"Parliament has proceeded on the longstanding constitutional theory of the independence and accountability of the individual constable . . . the only relevant matters are those present in the mind of the arresting officer."

He then continued:

"Certain general propositions about the powers of constables under a section such as s 12(1) can now be summarised. (1) In order to have a reasonable suspicion the officer need not have evidence amounting to a prima facie case. Ex hypothesi one is considering a preliminary stage of the investigation and information from an informer or a tip off from a member of the public may be enough: Hussien v Chong Fook Kam [1970] AC 942, 949. (2) Hearsay information may therefore afford a constable reasonable grounds to arrest. Such information may come from other officers: Hussien's case, ibid. (3) The information which causes the constable to be suspicious of the individual must be in existence to the knowledge of the police officer at the time he makes the arrest . . .

Given the independent responsibility and accountability of a constable under a provision such as s 12(1) . . . it seems to follow that the mere fact that an arresting officer has been instructed by a superior officer to effect the arrest is not capable of amounting to reasonable grounds for the necessary suspicion within the meaning of s 12(1) . . . Such an order to arrest cannot without some further information being given to the constable be sufficient to afford the constable reasonable grounds for the necessary suspicion . . . In practice it follows that a constable must be given some basis for a request to arrest somebody under a provision such as s 12(1), eg a report from an informer."

[15] O'Hara was, of course, decided after Clayton and Tomlinson wrote their book. It was, however, decided three years before judgment in the present case and it is a matter of some surprise and regret that it appears not to have been brought to the judge's attention. Both parties below were represented by counsel albeit not, I hasten to say, counsel now representing the Chief Constable on this appeal. The respondent, I should add, is today neither represented nor indeed present: his legal aid certificate, perhaps unsurprisingly in the circumstances I have outlined, was recently discharged.

[16] True it is that the particular question under consideration in O'Hara was whether an order to arrest given by a superior officer was itself sufficient to afford the arresting officer a reasonable suspicion. It was the Chief Constable's (unsuccessful) contention that it was. The principle established, however, necessarily extends to encompass also a case like the present. The critical question to be asked in all cases is what is in the mind of the arresting officer: he can never be a "mere conduit" for someone else. It is for that reason insufficient for an arresting officer to rely solely upon an instruction to carry out the arrest. Conversely, however, where the arresting officer's suspicion is formed on the basis of a police national computer entry, that entry is likely to provide the necessary objective justification. After all, if, as the authorities clearly establish, information from an informer or member of the public can properly found suspicion sufficient for an arrest, why too should not an apparently responsible entry in the computer?

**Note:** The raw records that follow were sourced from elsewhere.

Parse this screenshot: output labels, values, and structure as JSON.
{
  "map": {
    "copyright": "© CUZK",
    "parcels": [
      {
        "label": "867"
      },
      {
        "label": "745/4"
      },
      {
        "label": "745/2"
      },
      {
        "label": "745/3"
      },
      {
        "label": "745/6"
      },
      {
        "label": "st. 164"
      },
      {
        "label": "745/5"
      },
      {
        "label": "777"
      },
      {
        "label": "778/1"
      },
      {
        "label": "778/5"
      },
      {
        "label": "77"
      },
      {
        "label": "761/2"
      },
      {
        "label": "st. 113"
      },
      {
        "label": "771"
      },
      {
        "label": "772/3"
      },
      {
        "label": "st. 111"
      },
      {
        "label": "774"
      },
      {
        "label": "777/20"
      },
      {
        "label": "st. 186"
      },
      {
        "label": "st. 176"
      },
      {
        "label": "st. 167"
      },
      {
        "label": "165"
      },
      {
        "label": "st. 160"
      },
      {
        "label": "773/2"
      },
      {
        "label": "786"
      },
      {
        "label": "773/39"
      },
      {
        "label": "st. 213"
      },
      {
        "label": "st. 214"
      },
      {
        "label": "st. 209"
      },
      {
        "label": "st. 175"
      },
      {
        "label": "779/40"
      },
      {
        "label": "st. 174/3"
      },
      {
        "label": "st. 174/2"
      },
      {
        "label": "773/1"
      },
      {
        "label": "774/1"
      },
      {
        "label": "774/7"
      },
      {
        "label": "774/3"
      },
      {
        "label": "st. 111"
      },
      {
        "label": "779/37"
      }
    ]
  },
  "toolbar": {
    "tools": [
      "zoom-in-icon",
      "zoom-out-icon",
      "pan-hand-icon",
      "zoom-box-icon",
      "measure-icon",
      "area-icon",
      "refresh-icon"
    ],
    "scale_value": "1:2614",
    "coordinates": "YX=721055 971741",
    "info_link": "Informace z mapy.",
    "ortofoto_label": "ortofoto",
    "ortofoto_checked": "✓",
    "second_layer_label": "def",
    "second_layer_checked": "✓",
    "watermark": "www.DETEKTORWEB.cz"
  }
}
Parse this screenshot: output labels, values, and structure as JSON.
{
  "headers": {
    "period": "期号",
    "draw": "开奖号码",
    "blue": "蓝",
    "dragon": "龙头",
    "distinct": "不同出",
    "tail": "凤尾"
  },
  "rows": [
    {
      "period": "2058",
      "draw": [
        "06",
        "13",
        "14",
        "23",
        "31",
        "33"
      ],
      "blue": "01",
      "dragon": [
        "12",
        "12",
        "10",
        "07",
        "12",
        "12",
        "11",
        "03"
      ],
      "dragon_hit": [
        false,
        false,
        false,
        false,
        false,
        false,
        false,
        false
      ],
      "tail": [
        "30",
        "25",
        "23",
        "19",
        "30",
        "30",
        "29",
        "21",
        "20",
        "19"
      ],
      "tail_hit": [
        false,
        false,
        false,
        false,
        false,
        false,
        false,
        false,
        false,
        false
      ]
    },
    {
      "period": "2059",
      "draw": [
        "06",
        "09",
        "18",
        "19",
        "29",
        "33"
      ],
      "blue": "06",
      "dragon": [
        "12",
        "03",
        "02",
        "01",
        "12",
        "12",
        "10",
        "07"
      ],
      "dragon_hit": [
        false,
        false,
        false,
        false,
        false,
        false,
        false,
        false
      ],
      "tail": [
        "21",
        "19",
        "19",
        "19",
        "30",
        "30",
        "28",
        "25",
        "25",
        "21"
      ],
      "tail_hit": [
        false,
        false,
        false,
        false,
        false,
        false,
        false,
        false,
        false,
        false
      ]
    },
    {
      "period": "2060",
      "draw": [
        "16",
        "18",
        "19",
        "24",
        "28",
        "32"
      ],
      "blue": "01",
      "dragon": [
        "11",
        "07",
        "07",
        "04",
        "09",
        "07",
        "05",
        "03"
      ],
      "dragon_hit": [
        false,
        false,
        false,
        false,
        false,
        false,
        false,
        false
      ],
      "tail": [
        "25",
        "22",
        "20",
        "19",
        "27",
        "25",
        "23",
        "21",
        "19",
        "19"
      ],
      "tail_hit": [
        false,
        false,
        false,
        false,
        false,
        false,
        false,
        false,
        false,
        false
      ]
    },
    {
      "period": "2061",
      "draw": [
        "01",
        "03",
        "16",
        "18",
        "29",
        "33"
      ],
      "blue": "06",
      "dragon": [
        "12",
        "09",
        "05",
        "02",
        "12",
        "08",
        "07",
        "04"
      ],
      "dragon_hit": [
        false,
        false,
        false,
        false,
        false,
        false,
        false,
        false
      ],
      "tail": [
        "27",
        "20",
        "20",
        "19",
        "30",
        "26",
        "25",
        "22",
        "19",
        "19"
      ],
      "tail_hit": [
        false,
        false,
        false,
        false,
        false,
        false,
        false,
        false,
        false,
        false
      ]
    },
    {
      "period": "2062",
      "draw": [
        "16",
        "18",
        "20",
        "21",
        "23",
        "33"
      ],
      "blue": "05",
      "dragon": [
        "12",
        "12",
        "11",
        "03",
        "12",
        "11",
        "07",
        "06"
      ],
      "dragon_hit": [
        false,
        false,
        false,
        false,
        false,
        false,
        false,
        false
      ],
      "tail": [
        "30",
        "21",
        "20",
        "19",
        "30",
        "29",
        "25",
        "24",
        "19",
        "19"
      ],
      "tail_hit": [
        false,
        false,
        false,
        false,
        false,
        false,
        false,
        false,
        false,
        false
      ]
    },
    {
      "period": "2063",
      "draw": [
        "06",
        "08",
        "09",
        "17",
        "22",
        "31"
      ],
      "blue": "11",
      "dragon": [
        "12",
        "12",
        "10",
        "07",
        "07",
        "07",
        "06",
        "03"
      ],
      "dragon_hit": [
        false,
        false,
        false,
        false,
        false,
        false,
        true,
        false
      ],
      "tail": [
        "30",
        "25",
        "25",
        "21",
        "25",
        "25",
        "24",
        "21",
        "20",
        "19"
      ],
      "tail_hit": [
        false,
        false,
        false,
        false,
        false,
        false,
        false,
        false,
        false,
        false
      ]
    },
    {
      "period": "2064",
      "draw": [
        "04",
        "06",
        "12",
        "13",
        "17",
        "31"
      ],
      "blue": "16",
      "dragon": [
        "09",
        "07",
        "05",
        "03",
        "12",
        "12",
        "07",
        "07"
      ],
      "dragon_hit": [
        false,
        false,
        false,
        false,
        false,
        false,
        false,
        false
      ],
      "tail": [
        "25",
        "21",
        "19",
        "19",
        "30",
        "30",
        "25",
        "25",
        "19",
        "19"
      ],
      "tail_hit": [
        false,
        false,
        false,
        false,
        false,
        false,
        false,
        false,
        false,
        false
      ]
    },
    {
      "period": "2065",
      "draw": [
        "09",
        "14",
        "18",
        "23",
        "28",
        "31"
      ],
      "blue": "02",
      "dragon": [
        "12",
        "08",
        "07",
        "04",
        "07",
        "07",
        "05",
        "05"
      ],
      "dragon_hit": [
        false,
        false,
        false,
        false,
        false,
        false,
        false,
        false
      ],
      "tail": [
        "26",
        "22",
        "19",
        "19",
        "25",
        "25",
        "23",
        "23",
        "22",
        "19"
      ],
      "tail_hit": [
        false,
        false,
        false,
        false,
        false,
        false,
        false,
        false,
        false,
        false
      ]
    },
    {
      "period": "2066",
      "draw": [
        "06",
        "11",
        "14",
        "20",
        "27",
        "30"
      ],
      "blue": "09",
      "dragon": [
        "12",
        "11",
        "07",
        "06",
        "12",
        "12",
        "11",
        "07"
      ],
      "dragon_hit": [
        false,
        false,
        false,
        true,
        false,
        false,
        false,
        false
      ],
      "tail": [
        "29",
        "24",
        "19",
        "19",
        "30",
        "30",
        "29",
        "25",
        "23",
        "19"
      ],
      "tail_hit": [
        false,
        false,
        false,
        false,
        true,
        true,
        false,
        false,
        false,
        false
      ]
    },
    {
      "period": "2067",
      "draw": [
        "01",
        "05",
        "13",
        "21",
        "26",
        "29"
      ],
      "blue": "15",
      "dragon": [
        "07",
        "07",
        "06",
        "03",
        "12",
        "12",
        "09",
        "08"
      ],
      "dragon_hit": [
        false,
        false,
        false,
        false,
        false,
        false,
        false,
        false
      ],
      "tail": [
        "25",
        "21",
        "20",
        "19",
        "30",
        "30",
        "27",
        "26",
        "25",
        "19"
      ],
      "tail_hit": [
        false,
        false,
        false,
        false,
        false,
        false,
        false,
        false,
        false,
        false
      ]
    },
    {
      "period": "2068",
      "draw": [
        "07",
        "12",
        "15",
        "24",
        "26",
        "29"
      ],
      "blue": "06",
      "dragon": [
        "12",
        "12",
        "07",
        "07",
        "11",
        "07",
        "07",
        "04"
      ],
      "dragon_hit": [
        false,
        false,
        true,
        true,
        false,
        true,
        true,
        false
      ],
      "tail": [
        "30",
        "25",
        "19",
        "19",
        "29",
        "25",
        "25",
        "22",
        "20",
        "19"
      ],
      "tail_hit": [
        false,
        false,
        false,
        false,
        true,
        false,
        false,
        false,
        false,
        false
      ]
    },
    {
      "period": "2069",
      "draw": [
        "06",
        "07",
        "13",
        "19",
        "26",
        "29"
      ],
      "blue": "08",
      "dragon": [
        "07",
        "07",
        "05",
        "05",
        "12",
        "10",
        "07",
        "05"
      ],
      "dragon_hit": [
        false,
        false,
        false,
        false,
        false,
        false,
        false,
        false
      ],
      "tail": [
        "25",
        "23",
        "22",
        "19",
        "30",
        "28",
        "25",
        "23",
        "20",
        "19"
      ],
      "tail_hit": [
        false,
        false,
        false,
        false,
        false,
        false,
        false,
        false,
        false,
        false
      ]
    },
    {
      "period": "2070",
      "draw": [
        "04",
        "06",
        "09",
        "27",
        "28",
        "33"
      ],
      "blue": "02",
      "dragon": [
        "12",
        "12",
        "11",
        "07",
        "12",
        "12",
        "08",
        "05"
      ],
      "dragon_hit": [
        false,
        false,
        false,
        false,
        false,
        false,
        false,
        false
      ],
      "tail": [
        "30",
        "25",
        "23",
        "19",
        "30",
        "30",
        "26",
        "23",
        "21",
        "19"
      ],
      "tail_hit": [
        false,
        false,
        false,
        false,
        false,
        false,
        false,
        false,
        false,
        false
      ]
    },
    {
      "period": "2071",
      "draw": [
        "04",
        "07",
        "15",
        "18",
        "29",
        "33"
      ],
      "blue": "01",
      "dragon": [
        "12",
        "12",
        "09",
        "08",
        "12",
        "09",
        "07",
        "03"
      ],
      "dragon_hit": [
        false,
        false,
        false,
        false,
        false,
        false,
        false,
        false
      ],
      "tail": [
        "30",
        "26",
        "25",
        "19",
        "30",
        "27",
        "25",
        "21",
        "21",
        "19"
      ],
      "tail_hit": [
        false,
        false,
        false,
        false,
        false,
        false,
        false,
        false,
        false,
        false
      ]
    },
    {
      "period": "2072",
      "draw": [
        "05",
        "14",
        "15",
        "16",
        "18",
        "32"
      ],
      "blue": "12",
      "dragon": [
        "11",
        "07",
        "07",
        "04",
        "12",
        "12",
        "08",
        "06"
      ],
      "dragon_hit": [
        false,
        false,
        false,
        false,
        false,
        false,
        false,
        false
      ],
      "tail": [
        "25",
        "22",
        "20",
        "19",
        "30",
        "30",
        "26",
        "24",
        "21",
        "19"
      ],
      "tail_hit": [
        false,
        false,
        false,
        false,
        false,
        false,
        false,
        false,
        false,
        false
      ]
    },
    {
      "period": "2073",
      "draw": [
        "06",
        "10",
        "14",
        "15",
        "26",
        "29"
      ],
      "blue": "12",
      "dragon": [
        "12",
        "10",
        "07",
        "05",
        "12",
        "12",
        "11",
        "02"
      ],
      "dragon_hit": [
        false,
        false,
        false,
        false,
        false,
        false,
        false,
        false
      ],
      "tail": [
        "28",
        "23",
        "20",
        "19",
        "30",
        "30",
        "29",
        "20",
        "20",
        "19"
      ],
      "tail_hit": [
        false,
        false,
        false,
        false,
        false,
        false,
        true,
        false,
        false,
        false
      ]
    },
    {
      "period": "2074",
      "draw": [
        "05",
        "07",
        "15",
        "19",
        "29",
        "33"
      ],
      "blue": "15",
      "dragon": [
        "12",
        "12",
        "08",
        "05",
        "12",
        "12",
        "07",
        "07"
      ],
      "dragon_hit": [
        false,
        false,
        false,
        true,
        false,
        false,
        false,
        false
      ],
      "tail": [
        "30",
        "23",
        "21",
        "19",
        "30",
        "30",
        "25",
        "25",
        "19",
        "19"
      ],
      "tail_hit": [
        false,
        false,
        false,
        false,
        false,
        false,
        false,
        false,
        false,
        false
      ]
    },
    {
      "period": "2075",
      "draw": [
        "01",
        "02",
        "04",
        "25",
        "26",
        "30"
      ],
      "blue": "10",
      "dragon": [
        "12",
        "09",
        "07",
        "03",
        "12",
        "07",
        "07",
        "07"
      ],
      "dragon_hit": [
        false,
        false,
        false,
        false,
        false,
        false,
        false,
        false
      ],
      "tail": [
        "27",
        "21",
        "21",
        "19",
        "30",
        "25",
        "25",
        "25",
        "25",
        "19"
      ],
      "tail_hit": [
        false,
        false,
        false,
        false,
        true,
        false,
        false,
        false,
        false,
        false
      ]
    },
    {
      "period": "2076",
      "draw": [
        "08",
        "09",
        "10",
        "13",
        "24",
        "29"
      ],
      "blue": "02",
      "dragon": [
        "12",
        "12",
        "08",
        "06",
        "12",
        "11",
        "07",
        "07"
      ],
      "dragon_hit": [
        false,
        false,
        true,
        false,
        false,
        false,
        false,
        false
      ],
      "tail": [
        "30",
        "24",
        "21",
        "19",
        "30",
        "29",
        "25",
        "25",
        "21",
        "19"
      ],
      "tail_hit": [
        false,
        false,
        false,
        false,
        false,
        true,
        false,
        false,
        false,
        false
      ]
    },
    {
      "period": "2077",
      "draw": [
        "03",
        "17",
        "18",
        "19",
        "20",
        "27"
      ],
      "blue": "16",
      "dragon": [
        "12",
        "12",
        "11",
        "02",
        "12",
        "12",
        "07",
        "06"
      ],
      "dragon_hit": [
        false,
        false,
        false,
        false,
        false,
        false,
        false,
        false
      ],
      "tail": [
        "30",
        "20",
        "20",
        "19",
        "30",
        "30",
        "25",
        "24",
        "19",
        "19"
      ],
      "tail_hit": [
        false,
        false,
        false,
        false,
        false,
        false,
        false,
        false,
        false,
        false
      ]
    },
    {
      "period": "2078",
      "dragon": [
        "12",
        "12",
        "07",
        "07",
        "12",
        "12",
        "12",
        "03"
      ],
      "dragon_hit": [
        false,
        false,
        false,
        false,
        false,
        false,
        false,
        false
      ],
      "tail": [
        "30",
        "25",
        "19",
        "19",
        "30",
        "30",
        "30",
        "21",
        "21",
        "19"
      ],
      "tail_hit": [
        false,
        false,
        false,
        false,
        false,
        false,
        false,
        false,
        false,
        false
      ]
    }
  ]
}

[17] But that is not to say that any computer entry will of itself necessarily justify an arrest. If...further enquiry was clearly called for before suspicion could properly crystallise, then the entry alone would not suffice.

[20] By way of footnote I add only this. The contention is advanced in a skeleton argument earlier submitted by counsel for the respondent on this appeal that art 5(1)(c) of the European Convention on Human Rights "enables reasonable suspicion to be given a wider content that that applied by the court in O'Hara", so that it becomes relevant also to have regard to what lay behind the computer entry. That argument too, however, must fail. The judgment of the European Court of Human Rights in Fox, Campbell and Hartley v United Kingdom (1990) 13 EHRR 157 was expressly considered in O'Hara and drew from Lord Hope the comment at p 302 that he could see no conflict in principle between the approach taken in the English cases and that taken in the European Court.

[21] In the result the appeal succeeds.